(What to produce): For the listing below, report all lines that hold the word "value".

* * *

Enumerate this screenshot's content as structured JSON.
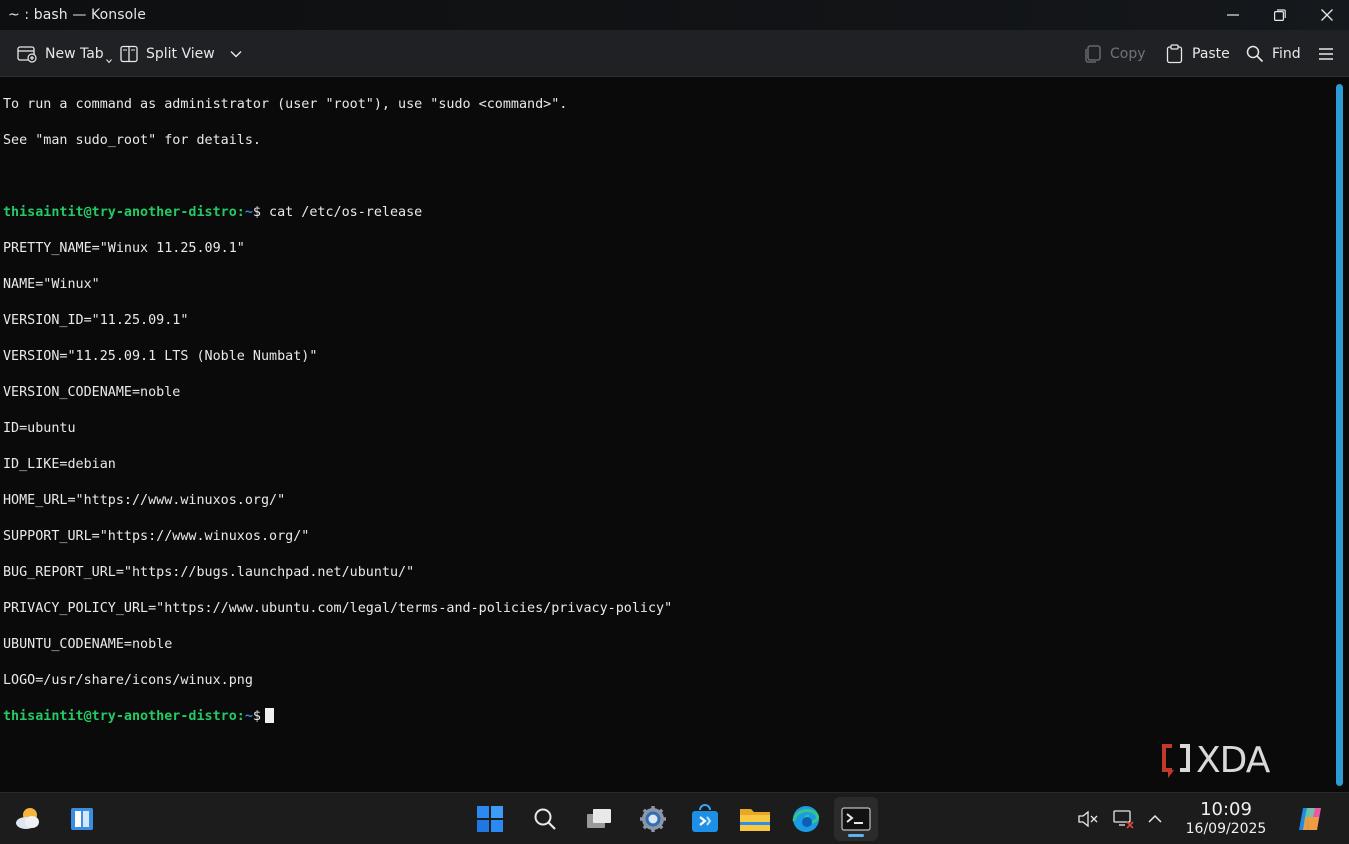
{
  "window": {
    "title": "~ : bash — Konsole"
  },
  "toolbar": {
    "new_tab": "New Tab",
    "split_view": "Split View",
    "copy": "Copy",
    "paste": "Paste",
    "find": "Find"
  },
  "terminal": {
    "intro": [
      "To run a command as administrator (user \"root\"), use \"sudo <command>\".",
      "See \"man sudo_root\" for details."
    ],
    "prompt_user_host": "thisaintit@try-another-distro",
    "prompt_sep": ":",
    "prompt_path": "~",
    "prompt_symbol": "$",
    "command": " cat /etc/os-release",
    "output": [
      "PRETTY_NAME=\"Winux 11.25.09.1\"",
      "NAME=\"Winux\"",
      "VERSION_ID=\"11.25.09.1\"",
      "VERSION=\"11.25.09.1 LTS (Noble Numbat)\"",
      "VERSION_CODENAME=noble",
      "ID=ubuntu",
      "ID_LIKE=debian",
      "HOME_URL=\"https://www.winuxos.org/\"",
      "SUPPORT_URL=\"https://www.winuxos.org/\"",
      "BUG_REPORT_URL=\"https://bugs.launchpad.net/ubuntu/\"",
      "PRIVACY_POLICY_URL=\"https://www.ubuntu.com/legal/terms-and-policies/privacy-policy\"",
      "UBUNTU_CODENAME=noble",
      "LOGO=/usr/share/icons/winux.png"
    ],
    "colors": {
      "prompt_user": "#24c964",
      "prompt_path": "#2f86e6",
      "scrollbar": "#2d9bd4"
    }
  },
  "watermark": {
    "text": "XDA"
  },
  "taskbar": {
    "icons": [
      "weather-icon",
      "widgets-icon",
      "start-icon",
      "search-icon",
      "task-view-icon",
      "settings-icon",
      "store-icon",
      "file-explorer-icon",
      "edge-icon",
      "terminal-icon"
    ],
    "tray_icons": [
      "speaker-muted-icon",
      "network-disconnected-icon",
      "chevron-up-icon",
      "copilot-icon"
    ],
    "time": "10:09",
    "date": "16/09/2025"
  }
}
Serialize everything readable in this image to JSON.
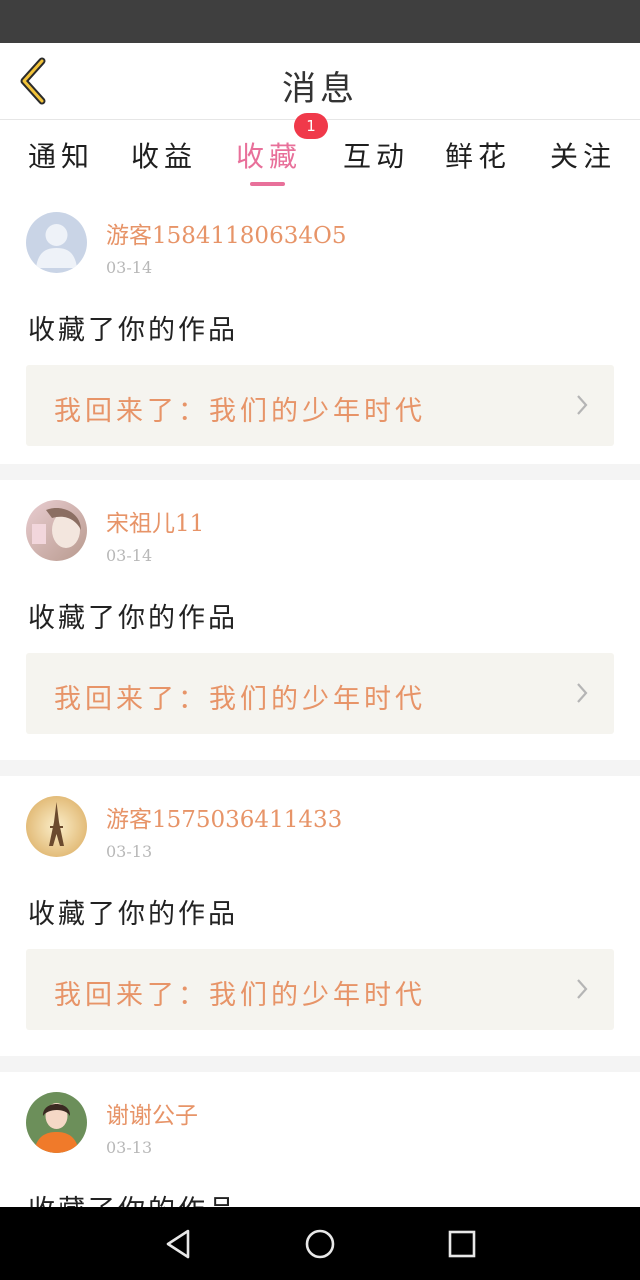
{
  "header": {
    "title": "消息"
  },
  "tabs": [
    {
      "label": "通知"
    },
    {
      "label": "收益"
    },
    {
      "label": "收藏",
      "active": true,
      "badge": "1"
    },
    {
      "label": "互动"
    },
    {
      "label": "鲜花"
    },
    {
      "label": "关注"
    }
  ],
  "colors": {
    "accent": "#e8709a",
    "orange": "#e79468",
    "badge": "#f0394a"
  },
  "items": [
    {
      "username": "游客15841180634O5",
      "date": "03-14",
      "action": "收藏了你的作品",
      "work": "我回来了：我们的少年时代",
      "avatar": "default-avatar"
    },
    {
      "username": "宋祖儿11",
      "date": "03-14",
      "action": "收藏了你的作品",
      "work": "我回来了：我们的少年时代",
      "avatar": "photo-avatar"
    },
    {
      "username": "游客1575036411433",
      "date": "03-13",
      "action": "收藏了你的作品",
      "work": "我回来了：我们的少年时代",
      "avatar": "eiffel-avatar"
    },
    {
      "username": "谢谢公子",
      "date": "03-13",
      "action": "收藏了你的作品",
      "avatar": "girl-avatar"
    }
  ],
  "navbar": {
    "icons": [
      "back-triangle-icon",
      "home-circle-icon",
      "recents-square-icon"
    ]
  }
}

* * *

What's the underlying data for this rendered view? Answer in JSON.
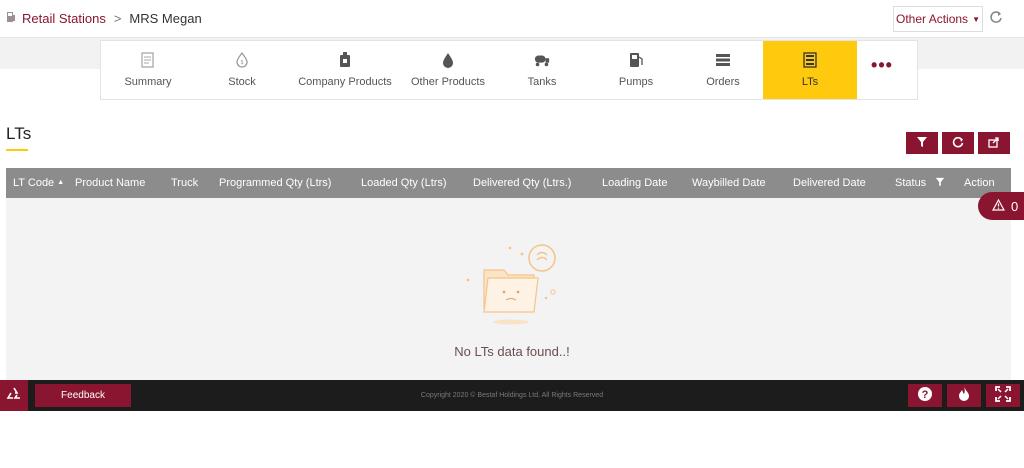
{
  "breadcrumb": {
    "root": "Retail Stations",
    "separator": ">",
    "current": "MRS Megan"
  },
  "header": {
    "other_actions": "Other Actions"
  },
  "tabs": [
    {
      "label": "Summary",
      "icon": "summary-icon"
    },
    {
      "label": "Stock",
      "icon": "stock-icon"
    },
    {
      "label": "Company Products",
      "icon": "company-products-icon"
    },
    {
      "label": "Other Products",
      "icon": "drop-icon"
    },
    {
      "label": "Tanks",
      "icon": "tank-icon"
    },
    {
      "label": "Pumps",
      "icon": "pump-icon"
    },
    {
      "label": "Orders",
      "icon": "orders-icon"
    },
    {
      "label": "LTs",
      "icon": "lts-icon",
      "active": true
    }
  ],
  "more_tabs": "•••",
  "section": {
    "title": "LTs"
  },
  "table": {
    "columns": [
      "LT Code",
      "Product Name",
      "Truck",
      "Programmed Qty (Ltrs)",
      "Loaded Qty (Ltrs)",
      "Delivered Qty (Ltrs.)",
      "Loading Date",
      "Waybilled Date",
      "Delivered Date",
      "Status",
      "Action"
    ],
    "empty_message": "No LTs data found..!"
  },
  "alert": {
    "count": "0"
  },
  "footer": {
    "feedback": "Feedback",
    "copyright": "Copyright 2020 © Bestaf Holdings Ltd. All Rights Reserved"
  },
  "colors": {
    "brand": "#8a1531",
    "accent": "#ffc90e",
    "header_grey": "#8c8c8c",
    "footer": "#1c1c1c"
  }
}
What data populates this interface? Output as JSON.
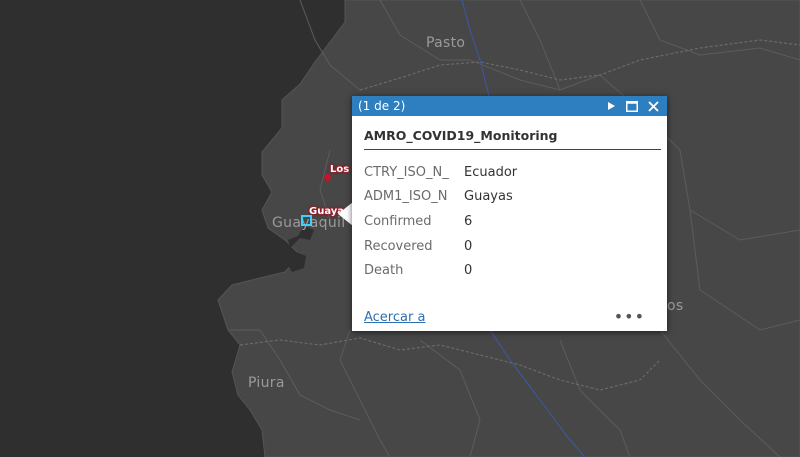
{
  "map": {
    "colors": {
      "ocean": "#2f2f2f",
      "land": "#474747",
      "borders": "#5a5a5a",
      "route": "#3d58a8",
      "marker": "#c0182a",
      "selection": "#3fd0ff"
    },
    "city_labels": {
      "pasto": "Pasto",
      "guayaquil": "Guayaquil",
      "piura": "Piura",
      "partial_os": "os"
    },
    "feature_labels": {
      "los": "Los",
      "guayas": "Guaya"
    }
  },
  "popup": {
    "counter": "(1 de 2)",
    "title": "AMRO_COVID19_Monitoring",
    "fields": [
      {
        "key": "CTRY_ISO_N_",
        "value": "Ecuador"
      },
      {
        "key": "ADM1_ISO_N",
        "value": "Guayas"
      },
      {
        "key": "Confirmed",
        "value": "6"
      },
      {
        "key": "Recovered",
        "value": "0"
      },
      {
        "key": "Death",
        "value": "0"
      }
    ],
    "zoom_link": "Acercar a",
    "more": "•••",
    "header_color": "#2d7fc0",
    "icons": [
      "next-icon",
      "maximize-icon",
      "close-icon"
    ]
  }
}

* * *

(Task solution):
        "value": "Ecuador"
        "value": "Guayas"
        "value": "6"
        "value": "0"
        "value": "0"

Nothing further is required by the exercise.